Because most of us old timers have had enough of writing a ton of CSS/JavaScript/HTML hacks to make sites work as requested across all required target browsers.

Write once, hack everywhere is usually my motto in web projects.

HA! Yeah, people keep touting how HTML5 is going to take over the world, and we see how well that worked for Facebook, they wrote a mobile app in HTML5 that sucked so much ass, they switched to native apps on iOS and Android. I'm not a web developer, but even some of the most BASIC web pages I've written for myself to run on phones look completely different on Android, depending on which web browser I'm using (stock, Firefox, Chrome, etc).

I think Firefox OS has identified a real problem - having to code native apps for different platforms is a pain. But I don't think HTML5 is the right solution. Not to say that there's a better one right now that I know of, but we should be in pursuit of something better, instead of just going with something that's half-assed, and hope it won't suck so much in 5-10 years.

Reply Parent Score: 4

lucas_maximus Member since:

To be fair, sencha wrote the facebook app properly and it worked fine.

However write once, run anywhere unfortunately is a myth.

Reply Parent Score: 3

Nelson Member since:

Let me sum up what they had to do to make this happen:

- Implement UI virtualization with a scrolling list
- Used IFrame partitioning to reduce DOM count
- Stopping rendering while scrolling
- Implementing what amounts to a Dispatcher queue in XAML land

Why the hell should developers need to implement this themselves to get reasonable performance out of a mobile app?

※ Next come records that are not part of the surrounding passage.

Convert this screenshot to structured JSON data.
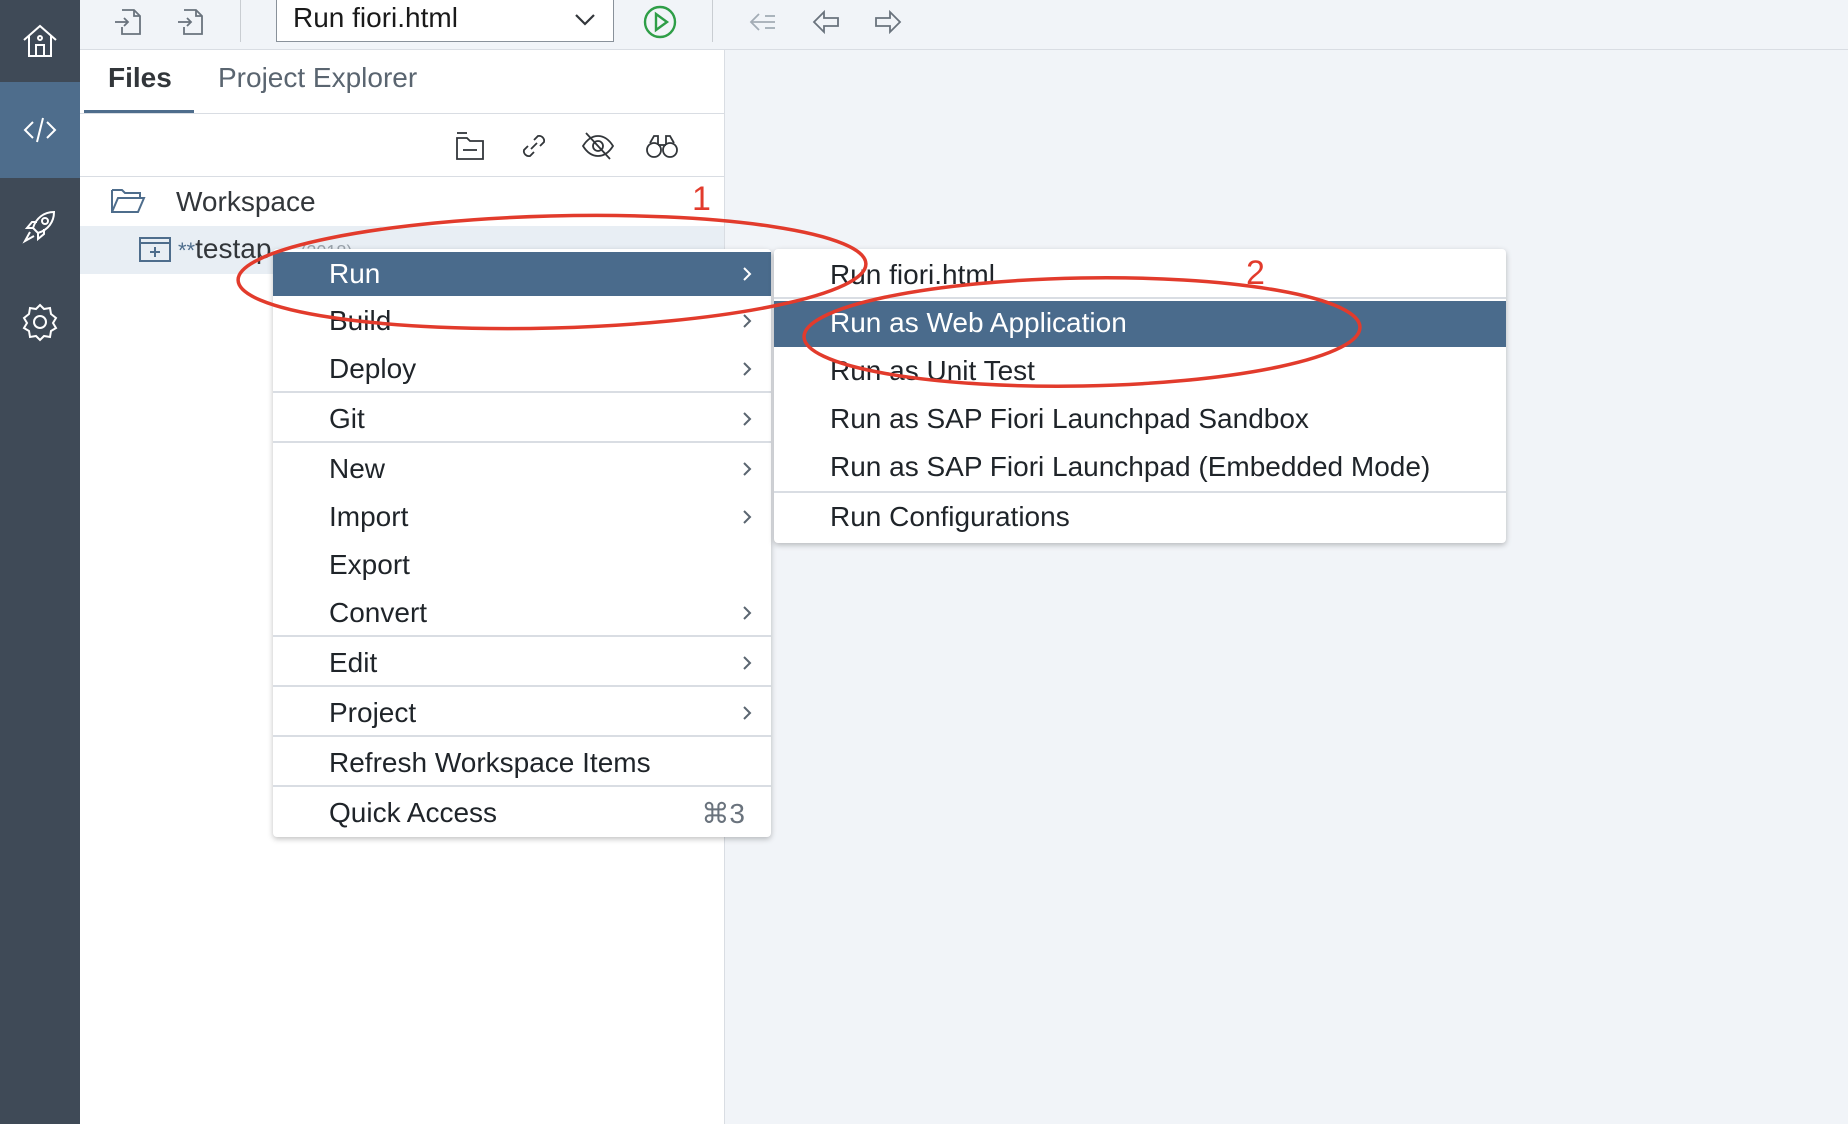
{
  "toolbar": {
    "run_config_selected": "Run fiori.html"
  },
  "panel": {
    "tabs": [
      "Files",
      "Project Explorer"
    ],
    "tree": {
      "workspace_label": "Workspace",
      "project_prefix": "**",
      "project_name": "testap",
      "project_suffix": "...(2018)"
    }
  },
  "context_menu": {
    "items": [
      {
        "label": "Run",
        "submenu": true,
        "highlighted": true
      },
      {
        "label": "Build",
        "submenu": true
      },
      {
        "label": "Deploy",
        "submenu": true
      },
      {
        "label": "Git",
        "submenu": true
      },
      {
        "label": "New",
        "submenu": true
      },
      {
        "label": "Import",
        "submenu": true
      },
      {
        "label": "Export",
        "submenu": false
      },
      {
        "label": "Convert",
        "submenu": true
      },
      {
        "label": "Edit",
        "submenu": true
      },
      {
        "label": "Project",
        "submenu": true
      },
      {
        "label": "Refresh Workspace Items",
        "submenu": false
      },
      {
        "label": "Quick Access",
        "submenu": false,
        "shortcut": "⌘3"
      }
    ]
  },
  "run_submenu": {
    "items": [
      {
        "label": "Run fiori.html"
      },
      {
        "label": "Run as Web Application",
        "highlighted": true
      },
      {
        "label": "Run as Unit Test"
      },
      {
        "label": "Run as SAP Fiori Launchpad Sandbox"
      },
      {
        "label": "Run as SAP Fiori Launchpad (Embedded Mode)"
      },
      {
        "label": "Run Configurations"
      }
    ]
  },
  "annotations": {
    "step1": "1",
    "step2": "2",
    "color": "#e23b2c"
  },
  "icons": {
    "rail": [
      "home-icon",
      "code-icon",
      "rocket-icon",
      "gear-icon"
    ],
    "toolbar": [
      "import-icon",
      "export-icon",
      "chevron-down-icon",
      "run-play-icon",
      "back-to-edit-icon",
      "back-icon",
      "forward-icon"
    ],
    "panel": [
      "collapse-all-icon",
      "link-icon",
      "hide-icon",
      "search-binoculars-icon",
      "folder-open-icon",
      "project-folder-icon"
    ]
  },
  "colors": {
    "rail": "#3f4a57",
    "rail_active": "#4e6d8c",
    "highlight": "#4a6b8c",
    "run_green": "#2e9e47"
  }
}
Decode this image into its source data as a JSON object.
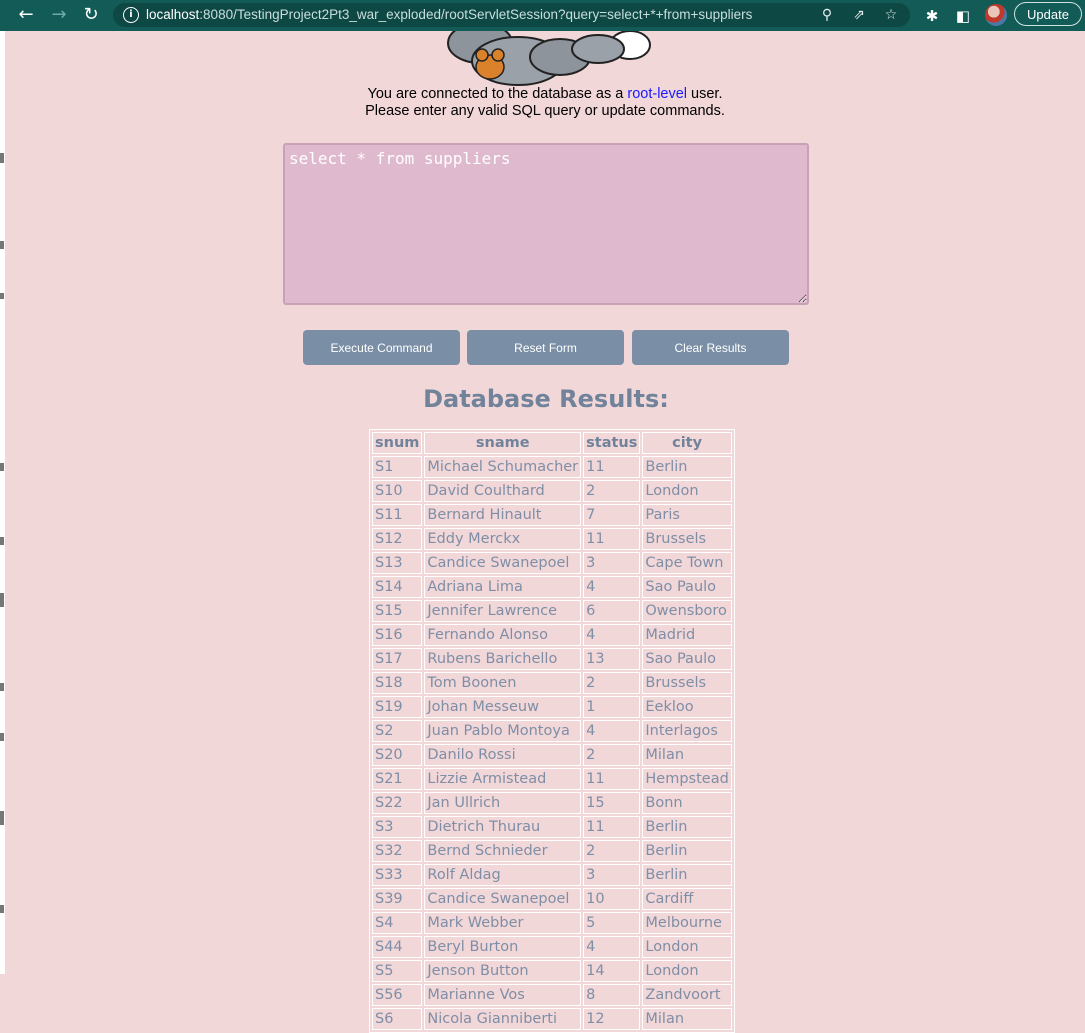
{
  "browser": {
    "url_host": "localhost",
    "url_rest": ":8080/TestingProject2Pt3_war_exploded/rootServletSession?query=select+*+from+suppliers",
    "update_label": "Update"
  },
  "page": {
    "connected_prefix": "You are connected to the database as a",
    "connected_link": "root-level",
    "connected_suffix": "user.",
    "instruction": "Please enter any valid SQL query or update commands.",
    "query_text": "select * from suppliers",
    "buttons": {
      "execute": "Execute Command",
      "reset": "Reset Form",
      "clear": "Clear Results"
    },
    "results_title": "Database Results:"
  },
  "table": {
    "headers": [
      "snum",
      "sname",
      "status",
      "city"
    ],
    "rows": [
      [
        "S1",
        "Michael Schumacher",
        "11",
        "Berlin"
      ],
      [
        "S10",
        "David Coulthard",
        "2",
        "London"
      ],
      [
        "S11",
        "Bernard Hinault",
        "7",
        "Paris"
      ],
      [
        "S12",
        "Eddy Merckx",
        "11",
        "Brussels"
      ],
      [
        "S13",
        "Candice Swanepoel",
        "3",
        "Cape Town"
      ],
      [
        "S14",
        "Adriana Lima",
        "4",
        "Sao Paulo"
      ],
      [
        "S15",
        "Jennifer Lawrence",
        "6",
        "Owensboro"
      ],
      [
        "S16",
        "Fernando Alonso",
        "4",
        "Madrid"
      ],
      [
        "S17",
        "Rubens Barichello",
        "13",
        "Sao Paulo"
      ],
      [
        "S18",
        "Tom Boonen",
        "2",
        "Brussels"
      ],
      [
        "S19",
        "Johan Messeuw",
        "1",
        "Eekloo"
      ],
      [
        "S2",
        "Juan Pablo Montoya",
        "4",
        "Interlagos"
      ],
      [
        "S20",
        "Danilo Rossi",
        "2",
        "Milan"
      ],
      [
        "S21",
        "Lizzie Armistead",
        "11",
        "Hempstead"
      ],
      [
        "S22",
        "Jan Ullrich",
        "15",
        "Bonn"
      ],
      [
        "S3",
        "Dietrich Thurau",
        "11",
        "Berlin"
      ],
      [
        "S32",
        "Bernd Schnieder",
        "2",
        "Berlin"
      ],
      [
        "S33",
        "Rolf Aldag",
        "3",
        "Berlin"
      ],
      [
        "S39",
        "Candice Swanepoel",
        "10",
        "Cardiff"
      ],
      [
        "S4",
        "Mark Webber",
        "5",
        "Melbourne"
      ],
      [
        "S44",
        "Beryl Burton",
        "4",
        "London"
      ],
      [
        "S5",
        "Jenson Button",
        "14",
        "London"
      ],
      [
        "S56",
        "Marianne Vos",
        "8",
        "Zandvoort"
      ],
      [
        "S6",
        "Nicola Gianniberti",
        "12",
        "Milan"
      ]
    ]
  },
  "icons": {
    "back": "arrow-left-icon",
    "forward": "arrow-right-icon",
    "reload": "reload-icon",
    "info": "info-icon",
    "zoom": "zoom-icon",
    "share": "share-icon",
    "star": "star-icon",
    "extensions": "puzzle-icon",
    "sidepanel": "side-panel-icon"
  }
}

The "promise" of mobile apps was reusing existing knowledge, not having to learn to write a bunch of boilerplate that most non-braindead UI platforms do for you already.

Comparing a native stack like XAML to HTML5 is like comparing an internal combustion engine to a stack of pancakes. HTML5 is so primitive its almost offensive that people still consider it a viable app platform.

Reply Parent Score: 3